The Telegraph
Monday , February 25 , 2013
Since 1st March, 1999
CIMA Gallary

Budget pills target terrible trio

New Delhi, Feb. 24: When P. Chidambaram took over as the finance minister for the third time in July last year, he inherited a slowing economy with high inflation rates and an acute state of policy paralysis.

The Harvard-educated minister has since then kicked in a few reforms, such as FDI in retail and aviation, new bank licensing norms and reduction in oil subsidies, and tried to stem the rot by getting the cabinet to clear long delayed projects. But, the economy continues to be in a sorry state.

India grew 6.5 per cent in 2011-12, the last year that Pranab Mukherjee ran the North Block.
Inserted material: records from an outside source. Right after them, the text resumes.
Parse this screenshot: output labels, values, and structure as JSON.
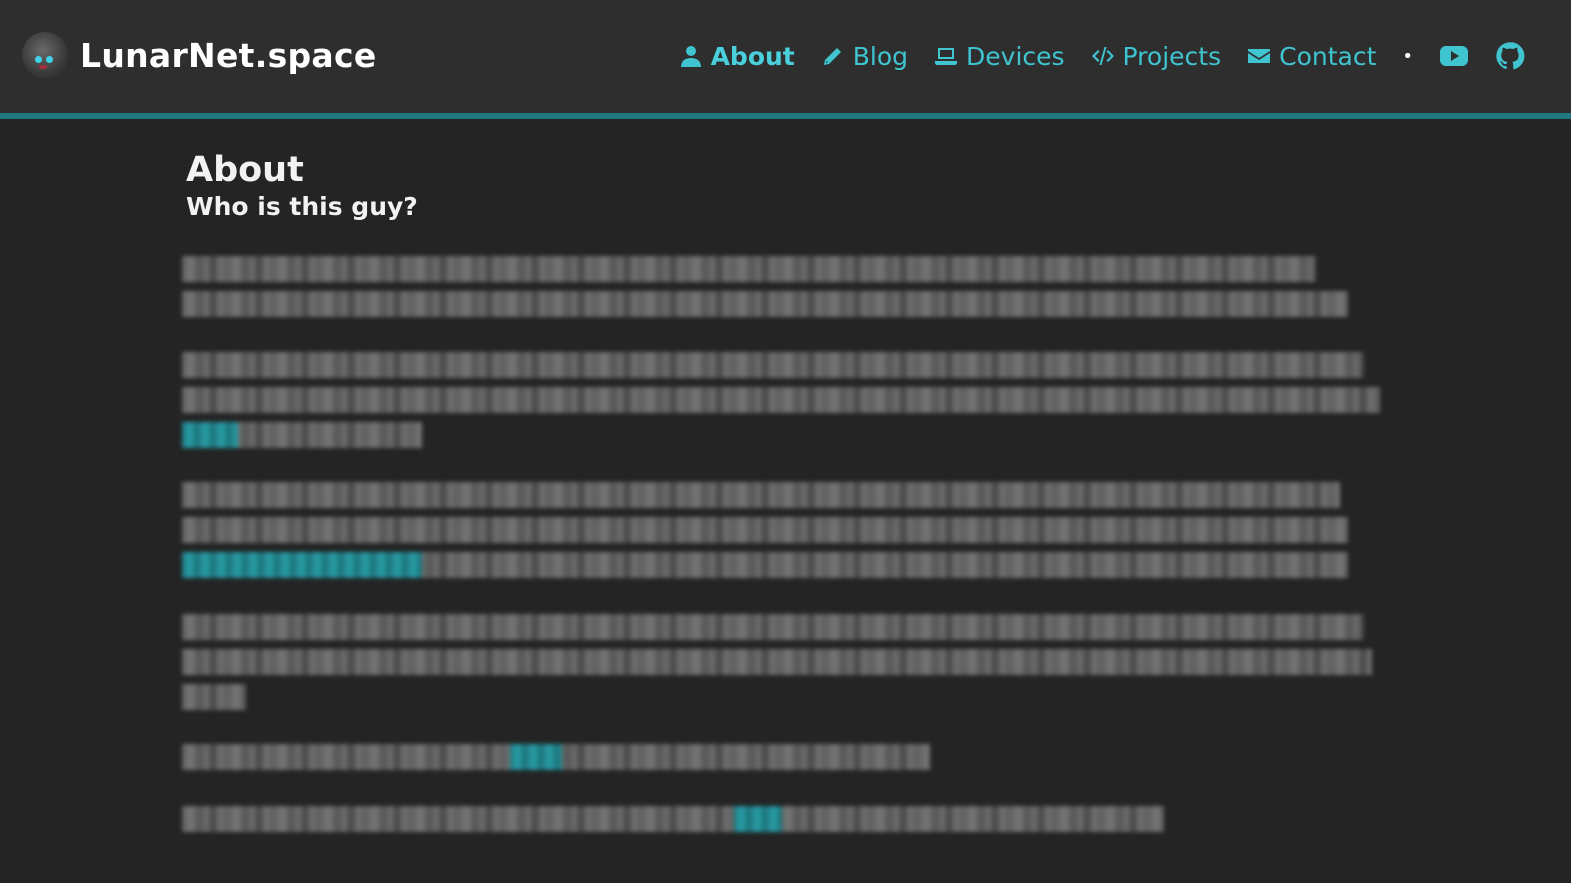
{
  "header": {
    "site_title": "LunarNet.space",
    "logo_icon": "moon-mascot-icon"
  },
  "nav": {
    "items": [
      {
        "label": "About",
        "icon": "user-icon",
        "active": true
      },
      {
        "label": "Blog",
        "icon": "pencil-icon"
      },
      {
        "label": "Devices",
        "icon": "laptop-icon"
      },
      {
        "label": "Projects",
        "icon": "code-icon"
      },
      {
        "label": "Contact",
        "icon": "envelope-icon"
      }
    ],
    "separator": "•",
    "social": [
      {
        "icon": "youtube-icon"
      },
      {
        "icon": "github-icon"
      }
    ]
  },
  "main": {
    "title": "About",
    "subtitle": "Who is this guy?"
  },
  "colors": {
    "accent": "#3fc4d0",
    "header_bg": "#2e2e2e",
    "page_bg": "#242424",
    "header_border": "#1f7a80"
  }
}
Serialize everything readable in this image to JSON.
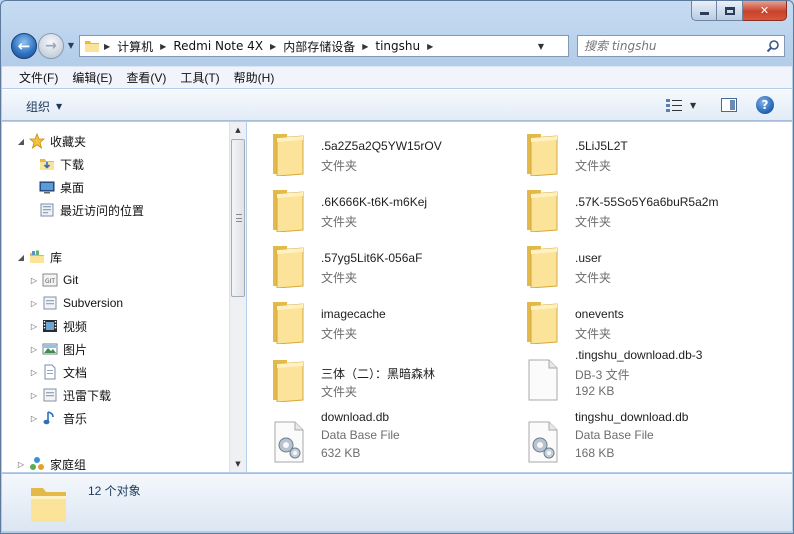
{
  "window": {
    "caption": {
      "minimize": "",
      "maximize": "",
      "close": "✕"
    }
  },
  "nav": {
    "back_glyph": "←",
    "forward_glyph": "→",
    "breadcrumbs": [
      "计算机",
      "Redmi Note 4X",
      "内部存储设备",
      "tingshu"
    ],
    "search_placeholder": "搜索 tingshu",
    "refresh_glyph": "↻"
  },
  "menu": {
    "items": [
      "文件(F)",
      "编辑(E)",
      "查看(V)",
      "工具(T)",
      "帮助(H)"
    ]
  },
  "commandbar": {
    "organize_label": "组织",
    "help_glyph": "?"
  },
  "navpane": {
    "favorites": {
      "label": "收藏夹",
      "items": [
        "下载",
        "桌面",
        "最近访问的位置"
      ]
    },
    "libraries": {
      "label": "库",
      "items": [
        "Git",
        "Subversion",
        "视频",
        "图片",
        "文档",
        "迅雷下载",
        "音乐"
      ]
    },
    "homegroup": {
      "label": "家庭组"
    }
  },
  "files": [
    {
      "name": ".5a2Z5a2Q5YW15rOV",
      "type": "文件夹",
      "kind": "folder"
    },
    {
      "name": ".5LiJ5L2T",
      "type": "文件夹",
      "kind": "folder"
    },
    {
      "name": ".6K666K-t6K-m6Kej",
      "type": "文件夹",
      "kind": "folder"
    },
    {
      "name": ".57K-55So5Y6a6buR5a2m",
      "type": "文件夹",
      "kind": "folder"
    },
    {
      "name": ".57yg5Lit6K-056aF",
      "type": "文件夹",
      "kind": "folder"
    },
    {
      "name": ".user",
      "type": "文件夹",
      "kind": "folder"
    },
    {
      "name": "imagecache",
      "type": "文件夹",
      "kind": "folder"
    },
    {
      "name": "onevents",
      "type": "文件夹",
      "kind": "folder"
    },
    {
      "name": "三体（二）：黑暗森林",
      "type": "文件夹",
      "kind": "folder"
    },
    {
      "name": ".tingshu_download.db-3",
      "type": "DB-3 文件",
      "size": "192 KB",
      "kind": "blank-file"
    },
    {
      "name": "download.db",
      "type": "Data Base File",
      "size": "632 KB",
      "kind": "db-file"
    },
    {
      "name": "tingshu_download.db",
      "type": "Data Base File",
      "size": "168 KB",
      "kind": "db-file"
    }
  ],
  "details": {
    "count": "12 个对象"
  },
  "colors": {
    "folder_light": "#fbe8a4",
    "folder_dark": "#e3b94a",
    "accent": "#2c6fbe"
  }
}
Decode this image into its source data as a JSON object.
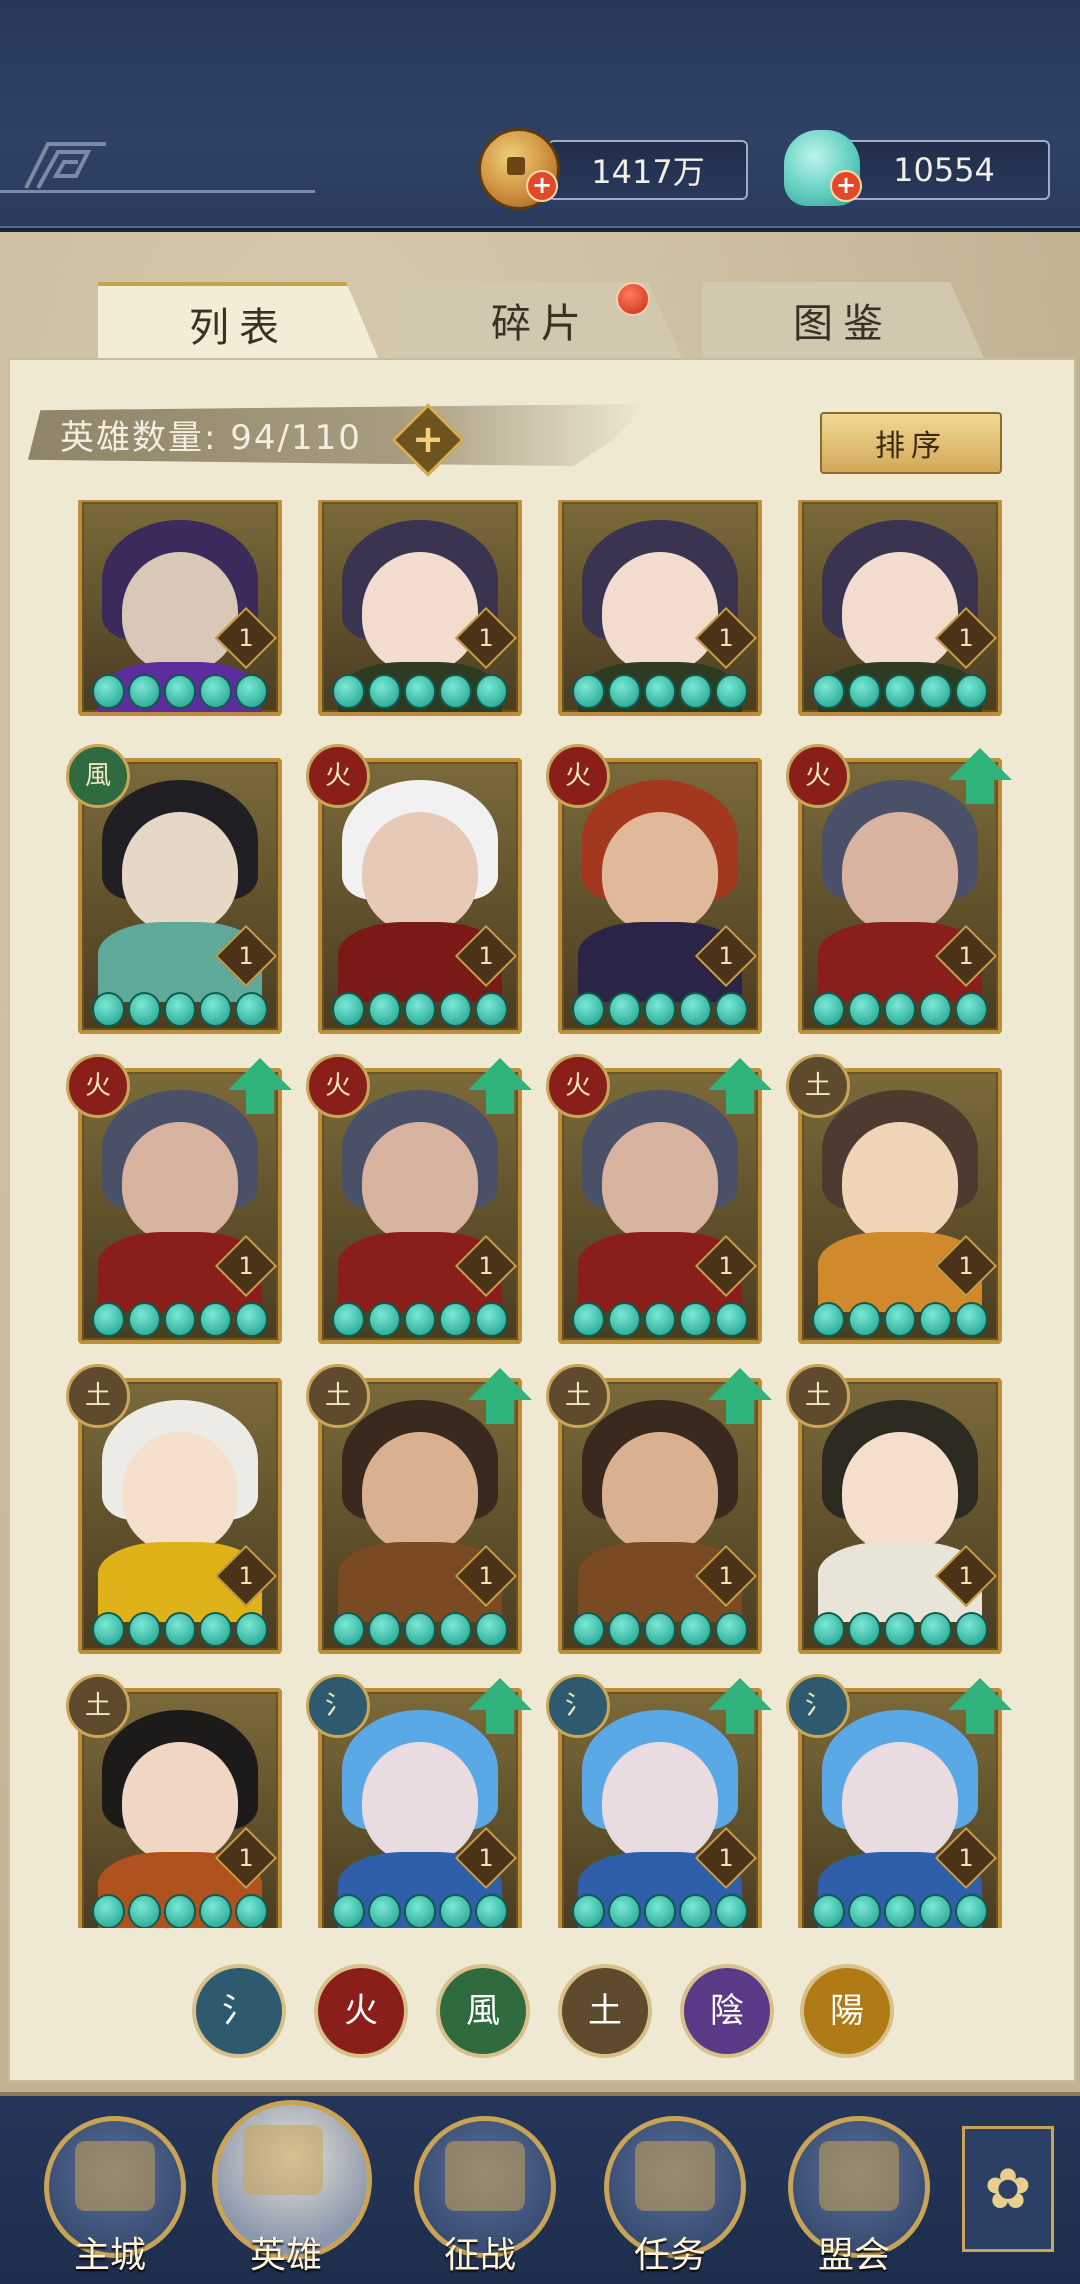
{
  "resources": {
    "coins": {
      "icon": "copper-coin-icon",
      "value": "1417万"
    },
    "shells": {
      "icon": "jade-shell-icon",
      "value": "10554"
    }
  },
  "tabs": [
    {
      "label": "列表",
      "active": true
    },
    {
      "label": "碎片",
      "active": false,
      "badge": true
    },
    {
      "label": "图鉴",
      "active": false
    }
  ],
  "hero_count": {
    "label": "英雄数量:",
    "value": "94/110"
  },
  "sort_label": "排序",
  "elements": {
    "water": "氵",
    "fire": "火",
    "wind": "風",
    "earth": "土",
    "yin": "陰",
    "yang": "陽"
  },
  "element_colors": {
    "water": "#2d5a6e",
    "fire": "#8a1f1a",
    "wind": "#2f6b3e",
    "earth": "#5e4a2c",
    "yin": "#5a3a86",
    "yang": "#b07a14"
  },
  "heroes": [
    {
      "element": "",
      "level": "1",
      "stars": 5,
      "upgrade": false,
      "palette": "purple"
    },
    {
      "element": "",
      "level": "1",
      "stars": 5,
      "upgrade": false,
      "palette": "olive"
    },
    {
      "element": "",
      "level": "1",
      "stars": 5,
      "upgrade": false,
      "palette": "olive"
    },
    {
      "element": "",
      "level": "1",
      "stars": 5,
      "upgrade": false,
      "palette": "olive"
    },
    {
      "element": "wind",
      "level": "1",
      "stars": 5,
      "upgrade": false,
      "palette": "teal"
    },
    {
      "element": "fire",
      "level": "1",
      "stars": 5,
      "upgrade": false,
      "palette": "white"
    },
    {
      "element": "fire",
      "level": "1",
      "stars": 5,
      "upgrade": false,
      "palette": "crimson"
    },
    {
      "element": "fire",
      "level": "1",
      "stars": 5,
      "upgrade": true,
      "palette": "grey"
    },
    {
      "element": "fire",
      "level": "1",
      "stars": 5,
      "upgrade": true,
      "palette": "grey"
    },
    {
      "element": "fire",
      "level": "1",
      "stars": 5,
      "upgrade": true,
      "palette": "grey"
    },
    {
      "element": "fire",
      "level": "1",
      "stars": 5,
      "upgrade": true,
      "palette": "grey"
    },
    {
      "element": "earth",
      "level": "1",
      "stars": 5,
      "upgrade": false,
      "palette": "orange"
    },
    {
      "element": "earth",
      "level": "1",
      "stars": 5,
      "upgrade": false,
      "palette": "yellow"
    },
    {
      "element": "earth",
      "level": "1",
      "stars": 5,
      "upgrade": true,
      "palette": "bronze"
    },
    {
      "element": "earth",
      "level": "1",
      "stars": 5,
      "upgrade": true,
      "palette": "bronze"
    },
    {
      "element": "earth",
      "level": "1",
      "stars": 5,
      "upgrade": false,
      "palette": "cream"
    },
    {
      "element": "earth",
      "level": "1",
      "stars": 5,
      "upgrade": false,
      "palette": "rust"
    },
    {
      "element": "water",
      "level": "1",
      "stars": 5,
      "upgrade": true,
      "palette": "blue"
    },
    {
      "element": "water",
      "level": "1",
      "stars": 5,
      "upgrade": true,
      "palette": "blue"
    },
    {
      "element": "water",
      "level": "1",
      "stars": 5,
      "upgrade": true,
      "palette": "blue"
    }
  ],
  "filters": [
    {
      "key": "water",
      "label": "氵"
    },
    {
      "key": "fire",
      "label": "火"
    },
    {
      "key": "wind",
      "label": "風"
    },
    {
      "key": "earth",
      "label": "土"
    },
    {
      "key": "yin",
      "label": "陰"
    },
    {
      "key": "yang",
      "label": "陽"
    }
  ],
  "nav": [
    {
      "label": "主城",
      "icon": "city-icon",
      "active": false
    },
    {
      "label": "英雄",
      "icon": "hero-icon",
      "active": true
    },
    {
      "label": "征战",
      "icon": "battle-icon",
      "active": false
    },
    {
      "label": "任务",
      "icon": "quest-icon",
      "active": false
    },
    {
      "label": "盟会",
      "icon": "alliance-icon",
      "active": false
    }
  ],
  "menu_icon": "menu-icon"
}
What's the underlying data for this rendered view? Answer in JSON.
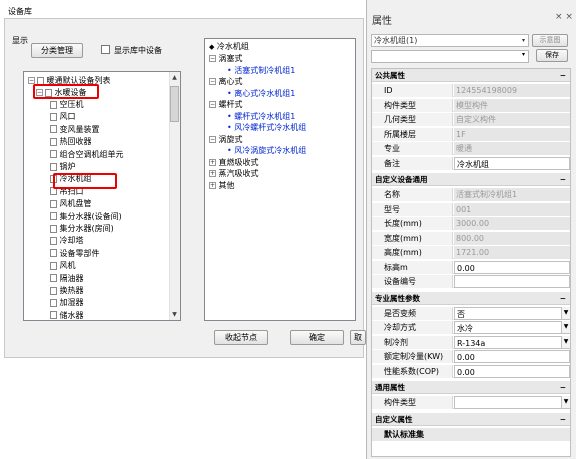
{
  "dialog": {
    "title": "设备库",
    "group_label": "显示",
    "classify_button": "分类管理",
    "show_in_lib_label": "显示库中设备",
    "collapse_button": "收起节点",
    "ok_button": "确定",
    "cut_button": "取"
  },
  "tree1": {
    "root": "暖通默认设备列表",
    "category": "水暖设备",
    "items": [
      "空压机",
      "风口",
      "变风量装置",
      "热回收器",
      "组合空调机组单元",
      "锅炉",
      "冷水机组",
      "吊扫口",
      "风机盘管",
      "集分水器(设备间)",
      "集分水器(房间)",
      "冷却塔",
      "设备零部件",
      "风机",
      "隔油器",
      "换热器",
      "加湿器",
      "储水器"
    ]
  },
  "tree2": {
    "root": "冷水机组",
    "groups": [
      {
        "label": "涡塞式",
        "children": [
          "活塞式制冷机组1"
        ]
      },
      {
        "label": "离心式",
        "children": [
          "离心式冷水机组1"
        ]
      },
      {
        "label": "螺杆式",
        "children": [
          "螺杆式冷水机组1",
          "风冷螺杆式冷水机组"
        ]
      },
      {
        "label": "涡旋式",
        "children": [
          "风冷涡旋式冷水机组"
        ]
      },
      {
        "label": "直燃吸收式",
        "children": []
      },
      {
        "label": "蒸汽吸收式",
        "children": []
      },
      {
        "label": "其他",
        "children": []
      }
    ]
  },
  "panel": {
    "title": "属性",
    "close": "× ×",
    "combo_value": "冷水机组(1)",
    "show_button": "示意图",
    "save_button": "保存",
    "sections": [
      {
        "title": "公共属性",
        "rows": [
          {
            "k": "ID",
            "v": "124554198009",
            "ro": true
          },
          {
            "k": "构件类型",
            "v": "模型构件",
            "ro": true
          },
          {
            "k": "几何类型",
            "v": "自定义构件",
            "ro": true
          },
          {
            "k": "所属楼层",
            "v": "1F",
            "ro": true
          },
          {
            "k": "专业",
            "v": "暖通",
            "ro": true
          },
          {
            "k": "备注",
            "v": "冷水机组",
            "ro": false
          }
        ]
      },
      {
        "title": "自定义设备通用",
        "rows": [
          {
            "k": "名称",
            "v": "活塞式制冷机组1",
            "ro": true
          },
          {
            "k": "型号",
            "v": "001",
            "ro": true
          },
          {
            "k": "长度(mm)",
            "v": "3000.00",
            "ro": true
          },
          {
            "k": "宽度(mm)",
            "v": "800.00",
            "ro": true
          },
          {
            "k": "高度(mm)",
            "v": "1721.00",
            "ro": true
          },
          {
            "k": "标高m",
            "v": "0.00",
            "ro": false
          },
          {
            "k": "设备编号",
            "v": "",
            "ro": false
          }
        ]
      },
      {
        "title": "专业属性参数",
        "rows": [
          {
            "k": "是否变频",
            "v": "否",
            "ro": false,
            "dd": true
          },
          {
            "k": "冷却方式",
            "v": "水冷",
            "ro": false,
            "dd": true
          },
          {
            "k": "制冷剂",
            "v": "R-134a",
            "ro": false,
            "dd": true
          },
          {
            "k": "额定制冷量(KW)",
            "v": "0.00",
            "ro": false
          },
          {
            "k": "性能系数(COP)",
            "v": "0.00",
            "ro": false
          }
        ]
      },
      {
        "title": "通用属性",
        "rows": [
          {
            "k": "构件类型",
            "v": "",
            "ro": false,
            "dd": true
          }
        ]
      },
      {
        "title": "自定义属性",
        "rows": [
          {
            "k": "默认标准集",
            "v": "",
            "ro": false,
            "bold": true
          }
        ]
      }
    ]
  }
}
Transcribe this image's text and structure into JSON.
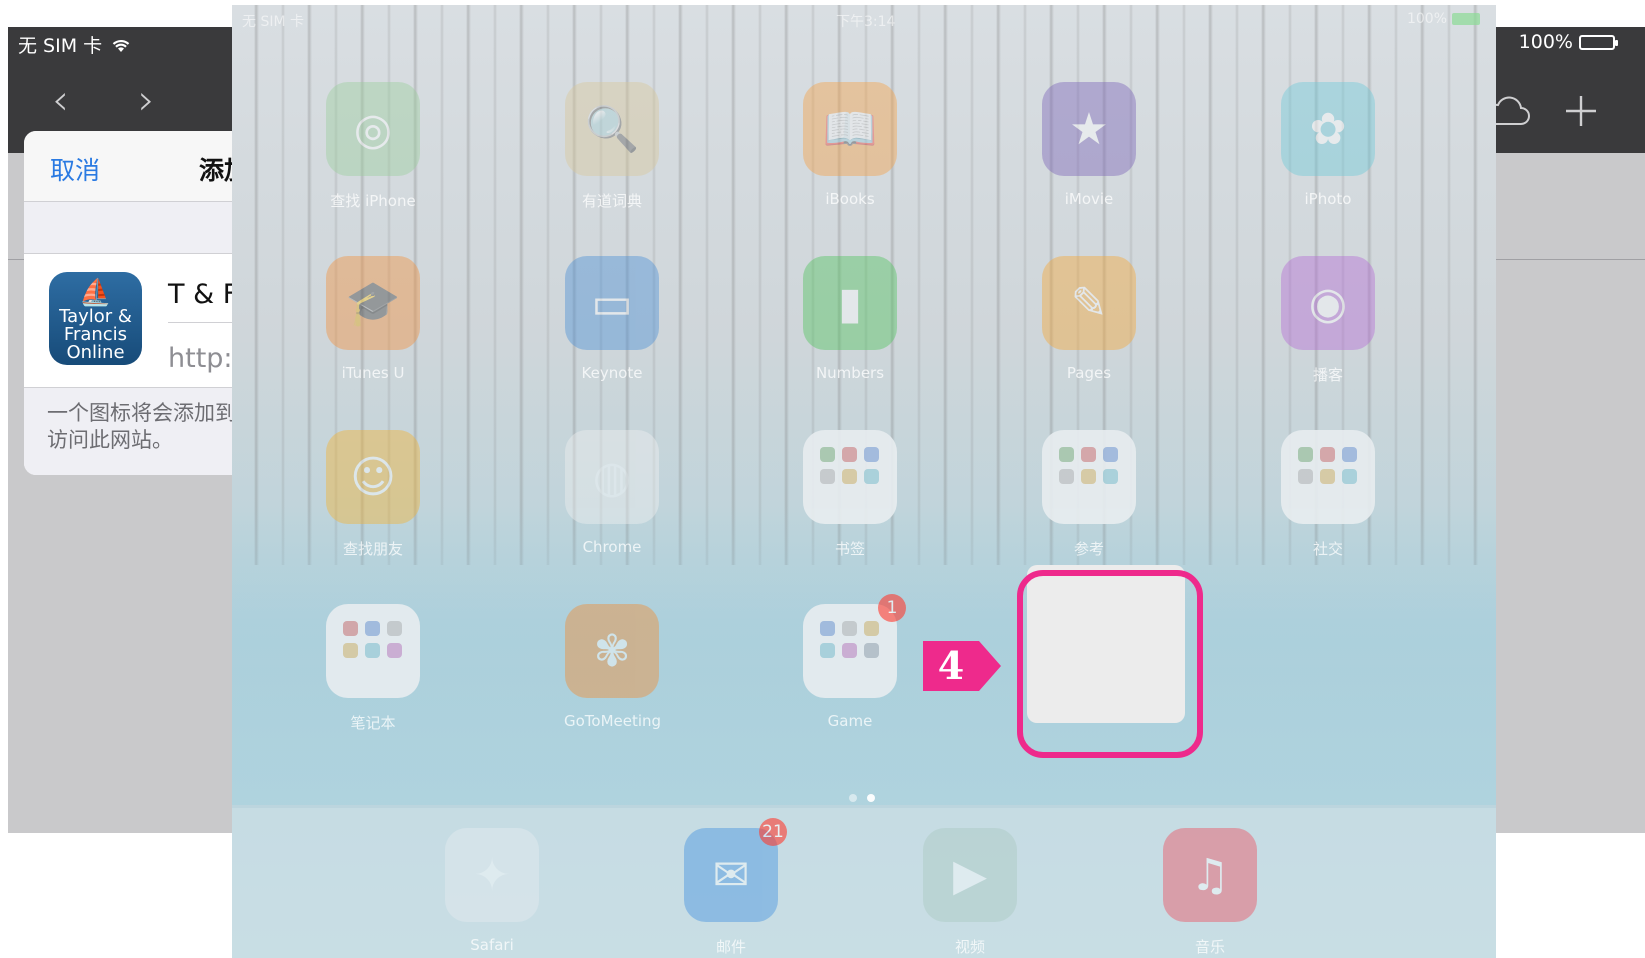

In the current fiscal, under Chidambaram’s watch, the economy is expected to grow at 5 per cent, a slowdown of 1.5 per cent.

The fiscal deficit, or the gap between what the government spends and earns, which Chidambaram has bravely tried to rein in by pruning not only subsidies but also defence spending, is still going to be 5.3 per cent of the gross domestic product (GDP). When this is coupled with the deficit of the states, the actual deficit will be as high as 8-9 per cent of GDP. This makes India’s fiscal deficit three-fourth the size of Pakistan’s economy.

Despite pressures from his colleagues, Chidambaram will have to be cautious about spending and garnering revenues — which stand at a tad below 18 per cent of GDP, with taxes contributing to just half of the earnings.

In Brazil, taxes comprise 35 per cent of the revenue, while it is 38 per cent in Russia, 39 per cent in the UK, 28 per cent in the US and a huge 40 per cent in Germany.

India’s dismal tax collection stems from the fact that a mere 2.5 per cent of its population pay taxes, while the rest do not come under any taxpaying category. However, with the general elections next year, checking populist spending will be a tough task, especially when the government is keen to showcase its “right to food” bill which could sap up more money in subsidies from the budget than in any other.

Chidambaram will certainly have to work harder to earn more. One way will be to fast track the goods and services tax. Other possible measures include cutting various exemptions which corporates enjoy and rolling back some of the excise and service tax cuts given to industry after the global recession in 2008.

A surcharge on the income of the “super rich” is considered highly likely as is a commodities transaction tax on the lines of the securities transaction tax to generate taxes as well as to regulate a wildly oscillating commodities market.

Sales of shares in state-run giants such as NTPC and Oil India could not earn the government its targeted Rs 30,000 crore in the current fiscal. But Chidambaram will probably bank on an improving stock market to earn more from aggressive sales of PSU stocks. Similarly, a poor appetite for a badly managed auction of radiowaves fetched India less than Rs 10,000 crore, a fourth of its target. The North Block in conjunction with the telecom department will certainly try again.

Last year, the country’s current account deficit bloated to 4.2 per cent of GDP. The Reserve Bank of India, tasked with managing our foreign exchange reserves, considers this to be alarmingly higher than what is prudent, which pundits at the central bank say should be 2.5 per cent of GDP.

This year the current account deficit is likely to be 5.2 per cent of GDP.

Last week, Moody’s rating service warned that the widening current account deficit and the spurt in external debt meant the country risked a downgrading of its credit rating outlook.

Given that India’s total debt-to-GDP ratio runs at a high 70 per cent, similar to the UK whose rating was cut by Moody’s on Friday, the country needs to attract more dollar and euro inflows.

This should mean more sops for foreign investors, more easing of rules for debt inflows, a sovereign status for rupee-denominated bonds to be issued by public sector companies (but paid for in dollar or euros) and certainly more concentrated attempts at encouraging value-added exports.

The import of gold, the single biggest item of import after oil, needs to be stalled. Similarly, the import of cheap telecom and power gear should be checked by imposing higher taxes or by encouraging local manufacture of substitutes.

The Reserve Bank and the finance ministry would like to see a scheme that would monetise around 20,000 tonnes of gold reserves worth around $1.16 trillion, stashed away in households.

Chidambaram will also have to keep in mind the savings rate which has been falling sharply, putting at doubt India’s ability to reach the professed goal of 9 per cent GDP growth.

According to the RBI, household savings have plummeted to 7.8 per cent of GDP this year from 12.2 per cent in 2009-10. The North Block, many aver, will be looking at ways to encourage the middle class to save more by giving larger tax breaks to pension and insurance products and to buy houses. Some say total exemptions for the aam admi can well go up to Rs 3 lakh.